Risk management is a key component of midwifery. It is the systematic scientific identification, examination, and control of any potential or real risk of any situation that puts individuals at risk of harm. Risks are analyzed, avoided, or managed to ensure a safe environment for giving birth through safety procedures.
Considering the difficulties in maternity care, risk assessment, and management have become major foci in midwifery practice. While studies have examined risk management in the healthcare industry, they have not examined how it affects standard midwifery practice. Key beliefs in maternity care delivery include risk assessment, promotion, and protection of safe childbirth. Midwives must explain to teams that risk and safety are closely tied to one another as they work with women as they become moms.
As a midwife, identifying risks in pregnancy is important. It helps to predict which women are most likely to experience adverse health events and enables providers to administer risk-appropriate perinatal care.
Identifying low-risk and high-risk pregnancy
A low-risk pregnancy is defined as:
- Being pregnant with only one baby, not twins or triplets.
- The baby is growing normally and is in an anterior, or head-down, position.
- You have been healthy throughout the pregnancy and have shown no signs of medical or obstetric conditions.
- Labor should happen between 37 and 41 weeks. No premature or late deliveries.
- No new problems have developed during labor.
Most pregnancies can be considered low-risk, meaning most pregnant women can expect a happy and safe outcome for themselves and their babies. However, even if you are healthy and everything appears normal in the early stages, there is no such thing as a completely risk-free pregnancy.
What Does “High-Risk” Pregnancy Mean?
A “high-risk” pregnancy means a woman has one or more things that raise her—or her baby’s—chances for health problems or preterm (early) delivery.
Several factors can make a pregnancy high-risk, including existing health conditions, the mother’s age, lifestyle, and health issues that happen before or during pregnancy.
A woman’s pregnancy might be considered high-risk if she:
- is age 17 or younger.
- is age 35 or older.
- was underweight or overweight before becoming pregnant.
- is pregnant with twins, triplets, or other
- has high blood pressure, diabetes, depression, or another health problem.
- had problems with a previous pregnancy, including premature labor or having a child with a genetic problem or birth defect.
Smoking, taking illegal drugs, and drinking alcohol can also cause health problems for a pregnant woman and her baby.
If your client’s pregnancy is considered high-risk, it’s important to work with you and your team to get any health problems that can be managed under control.

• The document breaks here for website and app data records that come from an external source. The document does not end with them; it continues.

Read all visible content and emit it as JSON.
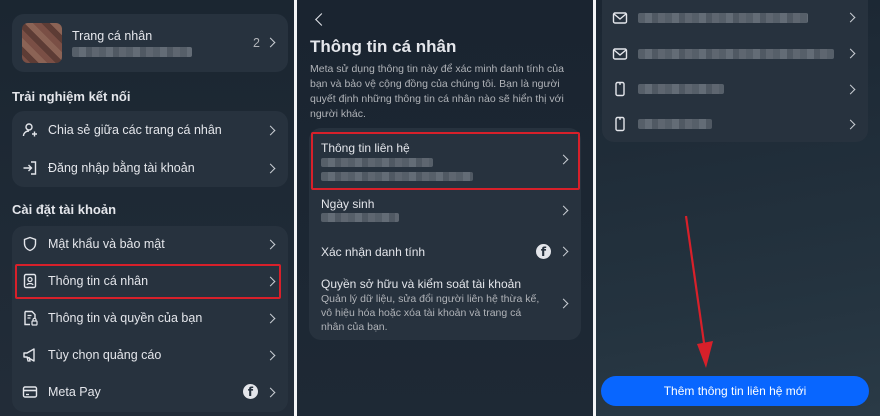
{
  "left": {
    "profile": {
      "label": "Trang cá nhân",
      "count": "2"
    },
    "section_connect": "Trải nghiệm kết nối",
    "connect_items": [
      {
        "label": "Chia sẻ giữa các trang cá nhân",
        "icon": "profile-share-icon"
      },
      {
        "label": "Đăng nhập bằng tài khoản",
        "icon": "login-arrow-icon"
      }
    ],
    "section_account": "Cài đặt tài khoản",
    "account_items": [
      {
        "label": "Mật khẩu và bảo mật",
        "icon": "shield-icon"
      },
      {
        "label": "Thông tin cá nhân",
        "icon": "id-card-icon"
      },
      {
        "label": "Thông tin và quyền của bạn",
        "icon": "document-lock-icon"
      },
      {
        "label": "Tùy chọn quảng cáo",
        "icon": "megaphone-icon"
      },
      {
        "label": "Meta Pay",
        "icon": "credit-card-icon"
      }
    ]
  },
  "middle": {
    "title": "Thông tin cá nhân",
    "description": "Meta sử dụng thông tin này để xác minh danh tính của bạn và bảo vệ cộng đồng của chúng tôi. Bạn là người quyết định những thông tin cá nhân nào sẽ hiển thị với người khác.",
    "items": {
      "contact": "Thông tin liên hệ",
      "birthday": "Ngày sinh",
      "identity": "Xác nhận danh tính",
      "ownership_title": "Quyền sở hữu và kiểm soát tài khoản",
      "ownership_desc": "Quản lý dữ liệu, sửa đổi người liên hệ thừa kế, vô hiệu hóa hoặc xóa tài khoản và trang cá nhân của bạn."
    }
  },
  "right": {
    "contacts": [
      {
        "icon": "mail-icon"
      },
      {
        "icon": "mail-icon"
      },
      {
        "icon": "phone-icon"
      },
      {
        "icon": "phone-icon"
      }
    ],
    "add_button": "Thêm thông tin liên hệ mới"
  },
  "colors": {
    "accent": "#0866ff",
    "highlight": "#d8202a",
    "card": "#27323e"
  }
}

Whether this is your client’s first or third pregnancy, it might be unsettling for them to hear that their pregnancy is high-risk. The phrase “high-risk pregnancy” can refer to a wide range of common ailments. Many of them have to do with ailments you might have had before getting pregnant or ailments you might have acquired while pregnant or giving birth.
Nguyen, T. P. (Ed.). (2022, July). What’s a “high-risk” pregnancy? (for parents) – nemours kidshealth. KidsHealth. Retrieved February 11, 2023, from https://kidshealth.org/en/parents/high-risk.html
U.S. Department of Health and Human Services. (n.d.). What are some factors that make a pregnancy high risk? Eunice Kennedy Shriver National Institute of Child Health and Human Development. Retrieved February 11, 2023, from https://www.nichd.nih.gov/health/topics/high-risk/conditioninfo/factors